You can ask a group of runners whether the treadmill is better or outside is better, but you'd never get a straight answer. The Treadmill makes you keep the pace up, but running outdoors in a lovely environment is a not-so-secret-joy of every runner. But what's the best option?
Well to be honest, there are benefits to both so let's break them down now and you can choose for yourself.
Why You Should Run Outside
If you we start off by looking at the physical benefits, there a loads. For starters, you can't control the terrain. The ups and downs of the roads, the twists of the paths force you to activate different leg muscles that aren't active on a straight and even treadmill run. What this means is that when you're racing, you'll have a lower chance of injury because your muscles will be stronger than if you were just to focus on treadmill running.You also need to propel yourself forwards when you're running on concrete, but on the treadmill, the moving belt does half of the work. So by running on the treadmill, you're kind of doing less work than you would be for the same distance outside which would work to your disadvantage when it comes to race day.
And on the topic of racing, you'll never find a championship race on the treadmill. You need to train in the right environment, whether that's cross country, on the road or on the track. By being outdoors on the right course, you'll gain a psychological edge because you're used to the obstacles and feelings that come from running outside, which will work to your advantage when you're racing. You also get used to controlling the pace when you're out there. In fact, According to Joel Fuller, Ph.D of Macquarie University you can push yourself to similar speeds when you're outside. This is quite surprising when you think of all of the uncontrollable factors of outdoor running - the terrain, the air resistance and the climate, but this is to do with how running outside is perceived to be tougher than running inside. Due to this, athletes tend to select slower pace than they are capable of on the treadmill, so actually train at slower paces.

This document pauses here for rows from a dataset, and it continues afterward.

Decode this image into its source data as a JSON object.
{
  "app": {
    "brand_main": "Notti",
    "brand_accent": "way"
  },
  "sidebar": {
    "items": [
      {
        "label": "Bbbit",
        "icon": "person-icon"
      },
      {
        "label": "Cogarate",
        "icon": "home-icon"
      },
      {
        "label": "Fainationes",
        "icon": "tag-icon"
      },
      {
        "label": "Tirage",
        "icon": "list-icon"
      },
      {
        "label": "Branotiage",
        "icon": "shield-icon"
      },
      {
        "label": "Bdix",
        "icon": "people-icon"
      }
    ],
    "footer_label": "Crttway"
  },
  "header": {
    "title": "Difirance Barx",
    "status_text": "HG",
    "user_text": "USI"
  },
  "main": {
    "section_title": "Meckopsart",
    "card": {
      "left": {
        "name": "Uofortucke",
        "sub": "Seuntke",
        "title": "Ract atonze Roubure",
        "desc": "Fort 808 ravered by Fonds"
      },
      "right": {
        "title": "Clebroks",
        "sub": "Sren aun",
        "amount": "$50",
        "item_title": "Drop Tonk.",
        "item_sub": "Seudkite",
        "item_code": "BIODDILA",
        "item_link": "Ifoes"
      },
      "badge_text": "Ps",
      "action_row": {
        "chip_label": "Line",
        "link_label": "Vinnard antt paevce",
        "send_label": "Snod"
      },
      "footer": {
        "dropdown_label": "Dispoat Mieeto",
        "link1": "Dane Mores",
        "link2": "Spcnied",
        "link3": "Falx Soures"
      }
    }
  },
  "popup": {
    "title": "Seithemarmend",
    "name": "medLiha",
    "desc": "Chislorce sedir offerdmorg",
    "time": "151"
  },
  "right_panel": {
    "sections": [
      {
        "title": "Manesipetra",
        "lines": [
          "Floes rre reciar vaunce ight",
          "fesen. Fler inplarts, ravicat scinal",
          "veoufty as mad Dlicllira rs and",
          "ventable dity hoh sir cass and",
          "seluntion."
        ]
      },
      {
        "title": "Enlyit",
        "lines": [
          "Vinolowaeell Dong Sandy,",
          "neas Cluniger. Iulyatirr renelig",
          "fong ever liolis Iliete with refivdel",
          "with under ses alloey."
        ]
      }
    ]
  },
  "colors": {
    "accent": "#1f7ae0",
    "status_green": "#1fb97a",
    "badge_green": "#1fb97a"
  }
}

Be it a 5K, Mile or 100m, if you get used to controlling the pace outside more often, you'll be able to keep the pace up outside, besting all of the runners that rely on the speed of the belt beneath them on the treadmill to keep the pace up.
There's more benefits to running than just physical health - there's many mental health benefits. When you've put on your running socks, trainers and have fully laced up, ready to go for a run in lovely weather, there is a different sort of energy and adrenaline that surges through any passionate runner's legs. Even if it's raining cats and dogs, absolutely pouring rain and you're ready to run through the wet, there's a satisfaction knowing that you're out there and others aren't. There are all sorts of mental benefits to choosing to run outside rather than on the 'dreadmill'. Research done by PubMed Shows that running outside has all sorts of psychological benefits that are unmatched by the monotony of the gym. You'll experience less tension, anger and depression with an overal boost in energy when you run outside compared to running inside.
Why You Should Run On The Treadmill
The Treadmill is definitely still beneficial. It's a completely controlled environment - which is great! You get to choose the pace, intervals and the incline. There are no external factors like people, traffic and undulating terrains that you need to worry about. You can focus solely on running (no pun intended).
Some running purists will tell you to avoid the treadmill at all costs, but that's not necessarily the right way to do it. When you run on the treadmill for a sustained amount of time it gets you used to running at such speeds and maintaining those speed. You push the pace even when you're tired. The treadmill is that extra motivation.
Although the obstacles that you need to dodge outside can help train other muscles, there's a time where running on the treadmill will be better for your body. That's when you want to minimise the impact on your bones and joints. The belt is cushioned and the lower impact helps prolong healthiness. The Peloton Tread instructor, Selena Samuela, says "Running on a cushioned belt is certainly more forgiving than running on hard a surface." So know when to recover and know when to push it.
There's another sort of safety to be aware of too. Your general safety. It's not always safe to run outside alone when it's dark out. You can't see the people in front of you, the parked cars, the sharp turns, the junctions, the monsters. There are a whole host of things that you realise when you run during the day that you can't seat night or early in the morning. So you might want to stick to the gym here. Some of us may choose to run outside anytime of the year, but in the winter, it may be better for some of us to run indoors in the warmth where there's a lower chance of muscular strains, and we might opt for the air conditioned option in the summer heat.
So overall, I know I didn't answer your question with a definite 'treadmill' or' outside', but I hope I've given you something to think about and hopefully you'll train differently after reading this!
Leave a comment down below to let us know if you like the treadmill or outdoor running more!